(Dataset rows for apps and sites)
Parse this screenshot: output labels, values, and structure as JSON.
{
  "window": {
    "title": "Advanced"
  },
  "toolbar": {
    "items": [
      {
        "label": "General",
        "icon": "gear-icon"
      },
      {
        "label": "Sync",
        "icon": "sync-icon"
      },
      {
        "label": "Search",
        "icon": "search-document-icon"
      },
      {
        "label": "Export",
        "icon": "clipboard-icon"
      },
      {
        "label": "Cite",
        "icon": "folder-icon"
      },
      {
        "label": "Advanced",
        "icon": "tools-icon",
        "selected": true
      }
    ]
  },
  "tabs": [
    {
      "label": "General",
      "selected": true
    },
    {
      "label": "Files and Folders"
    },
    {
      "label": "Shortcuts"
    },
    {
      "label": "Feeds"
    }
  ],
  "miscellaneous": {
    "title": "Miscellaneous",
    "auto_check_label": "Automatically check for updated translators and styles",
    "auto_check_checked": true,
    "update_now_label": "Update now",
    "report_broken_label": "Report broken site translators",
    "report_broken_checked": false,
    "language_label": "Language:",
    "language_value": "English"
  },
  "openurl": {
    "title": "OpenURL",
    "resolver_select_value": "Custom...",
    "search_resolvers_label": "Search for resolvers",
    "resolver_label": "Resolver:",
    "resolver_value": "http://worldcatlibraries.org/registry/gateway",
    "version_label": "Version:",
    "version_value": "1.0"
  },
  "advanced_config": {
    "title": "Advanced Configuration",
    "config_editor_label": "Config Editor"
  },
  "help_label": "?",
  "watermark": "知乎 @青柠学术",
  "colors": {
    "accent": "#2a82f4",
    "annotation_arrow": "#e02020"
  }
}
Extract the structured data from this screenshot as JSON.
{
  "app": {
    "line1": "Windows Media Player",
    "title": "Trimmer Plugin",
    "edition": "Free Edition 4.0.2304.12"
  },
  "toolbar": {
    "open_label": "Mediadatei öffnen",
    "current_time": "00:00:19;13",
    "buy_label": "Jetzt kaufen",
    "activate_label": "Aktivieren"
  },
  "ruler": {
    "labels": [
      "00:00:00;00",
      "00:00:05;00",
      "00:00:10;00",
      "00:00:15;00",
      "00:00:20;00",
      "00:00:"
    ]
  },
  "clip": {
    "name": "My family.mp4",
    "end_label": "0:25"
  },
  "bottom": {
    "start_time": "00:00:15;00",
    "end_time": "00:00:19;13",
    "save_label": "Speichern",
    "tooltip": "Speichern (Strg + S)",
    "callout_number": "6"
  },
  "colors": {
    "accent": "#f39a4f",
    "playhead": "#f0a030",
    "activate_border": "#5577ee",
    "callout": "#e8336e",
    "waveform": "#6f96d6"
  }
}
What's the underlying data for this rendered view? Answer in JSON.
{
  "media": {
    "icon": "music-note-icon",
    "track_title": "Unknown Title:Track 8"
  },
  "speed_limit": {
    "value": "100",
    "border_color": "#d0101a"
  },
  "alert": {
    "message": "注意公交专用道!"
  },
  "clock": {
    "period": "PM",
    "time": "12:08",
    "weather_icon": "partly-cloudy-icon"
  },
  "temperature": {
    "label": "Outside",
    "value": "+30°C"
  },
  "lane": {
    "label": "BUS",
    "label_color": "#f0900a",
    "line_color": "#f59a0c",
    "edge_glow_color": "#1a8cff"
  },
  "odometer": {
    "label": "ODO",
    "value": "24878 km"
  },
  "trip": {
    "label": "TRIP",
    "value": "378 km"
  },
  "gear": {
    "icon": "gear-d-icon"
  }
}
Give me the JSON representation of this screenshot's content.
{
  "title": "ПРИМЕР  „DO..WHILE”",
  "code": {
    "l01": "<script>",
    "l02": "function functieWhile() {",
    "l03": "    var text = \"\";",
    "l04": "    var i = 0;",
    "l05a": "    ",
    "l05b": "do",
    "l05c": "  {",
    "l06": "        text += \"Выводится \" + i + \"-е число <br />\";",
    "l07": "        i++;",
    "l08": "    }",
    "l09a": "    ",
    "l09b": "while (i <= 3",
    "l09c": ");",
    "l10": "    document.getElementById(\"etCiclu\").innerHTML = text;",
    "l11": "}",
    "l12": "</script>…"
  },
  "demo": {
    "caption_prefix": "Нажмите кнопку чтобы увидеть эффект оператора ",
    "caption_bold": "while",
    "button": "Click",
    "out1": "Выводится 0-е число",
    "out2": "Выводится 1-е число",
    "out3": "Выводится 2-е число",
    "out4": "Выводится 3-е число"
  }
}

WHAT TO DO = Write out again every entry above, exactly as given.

OUTPUT BELOW =
Parse this screenshot: output labels, values, and structure as JSON.
{
  "window": {
    "title": "Advanced"
  },
  "toolbar": {
    "items": [
      {
        "label": "General",
        "icon": "gear-icon"
      },
      {
        "label": "Sync",
        "icon": "sync-icon"
      },
      {
        "label": "Search",
        "icon": "search-document-icon"
      },
      {
        "label": "Export",
        "icon": "clipboard-icon"
      },
      {
        "label": "Cite",
        "icon": "folder-icon"
      },
      {
        "label": "Advanced",
        "icon": "tools-icon",
        "selected": true
      }
    ]
  },
  "tabs": [
    {
      "label": "General",
      "selected": true
    },
    {
      "label": "Files and Folders"
    },
    {
      "label": "Shortcuts"
    },
    {
      "label": "Feeds"
    }
  ],
  "miscellaneous": {
    "title": "Miscellaneous",
    "auto_check_label": "Automatically check for updated translators and styles",
    "auto_check_checked": true,
    "update_now_label": "Update now",
    "report_broken_label": "Report broken site translators",
    "report_broken_checked": false,
    "language_label": "Language:",
    "language_value": "English"
  },
  "openurl": {
    "title": "OpenURL",
    "resolver_select_value": "Custom...",
    "search_resolvers_label": "Search for resolvers",
    "resolver_label": "Resolver:",
    "resolver_value": "http://worldcatlibraries.org/registry/gateway",
    "version_label": "Version:",
    "version_value": "1.0"
  },
  "advanced_config": {
    "title": "Advanced Configuration",
    "config_editor_label": "Config Editor"
  },
  "help_label": "?",
  "watermark": "知乎 @青柠学术",
  "colors": {
    "accent": "#2a82f4",
    "annotation_arrow": "#e02020"
  }
}
Extract the structured data from this screenshot as JSON.
{
  "app": {
    "line1": "Windows Media Player",
    "title": "Trimmer Plugin",
    "edition": "Free Edition 4.0.2304.12"
  },
  "toolbar": {
    "open_label": "Mediadatei öffnen",
    "current_time": "00:00:19;13",
    "buy_label": "Jetzt kaufen",
    "activate_label": "Aktivieren"
  },
  "ruler": {
    "labels": [
      "00:00:00;00",
      "00:00:05;00",
      "00:00:10;00",
      "00:00:15;00",
      "00:00:20;00",
      "00:00:"
    ]
  },
  "clip": {
    "name": "My family.mp4",
    "end_label": "0:25"
  },
  "bottom": {
    "start_time": "00:00:15;00",
    "end_time": "00:00:19;13",
    "save_label": "Speichern",
    "tooltip": "Speichern (Strg + S)",
    "callout_number": "6"
  },
  "colors": {
    "accent": "#f39a4f",
    "playhead": "#f0a030",
    "activate_border": "#5577ee",
    "callout": "#e8336e",
    "waveform": "#6f96d6"
  }
}
What's the underlying data for this rendered view? Answer in JSON.
{
  "media": {
    "icon": "music-note-icon",
    "track_title": "Unknown Title:Track 8"
  },
  "speed_limit": {
    "value": "100",
    "border_color": "#d0101a"
  },
  "alert": {
    "message": "注意公交专用道!"
  },
  "clock": {
    "period": "PM",
    "time": "12:08",
    "weather_icon": "partly-cloudy-icon"
  },
  "temperature": {
    "label": "Outside",
    "value": "+30°C"
  },
  "lane": {
    "label": "BUS",
    "label_color": "#f0900a",
    "line_color": "#f59a0c",
    "edge_glow_color": "#1a8cff"
  },
  "odometer": {
    "label": "ODO",
    "value": "24878 km"
  },
  "trip": {
    "label": "TRIP",
    "value": "378 km"
  },
  "gear": {
    "icon": "gear-d-icon"
  }
}
Give me the JSON representation of this screenshot's content.
{
  "title": "ПРИМЕР  „DO..WHILE”",
  "code": {
    "l01": "<script>",
    "l02": "function functieWhile() {",
    "l03": "    var text = \"\";",
    "l04": "    var i = 0;",
    "l05a": "    ",
    "l05b": "do",
    "l05c": "  {",
    "l06": "        text += \"Выводится \" + i + \"-е число <br />\";",
    "l07": "        i++;",
    "l08": "    }",
    "l09a": "    ",
    "l09b": "while (i <= 3",
    "l09c": ");",
    "l10": "    document.getElementById(\"etCiclu\").innerHTML = text;",
    "l11": "}",
    "l12": "</script>…"
  },
  "demo": {
    "caption_prefix": "Нажмите кнопку чтобы увидеть эффект оператора ",
    "caption_bold": "while",
    "button": "Click",
    "out1": "Выводится 0-е число",
    "out2": "Выводится 1-е число",
    "out3": "Выводится 2-е число",
    "out4": "Выводится 3-е число"
  }
}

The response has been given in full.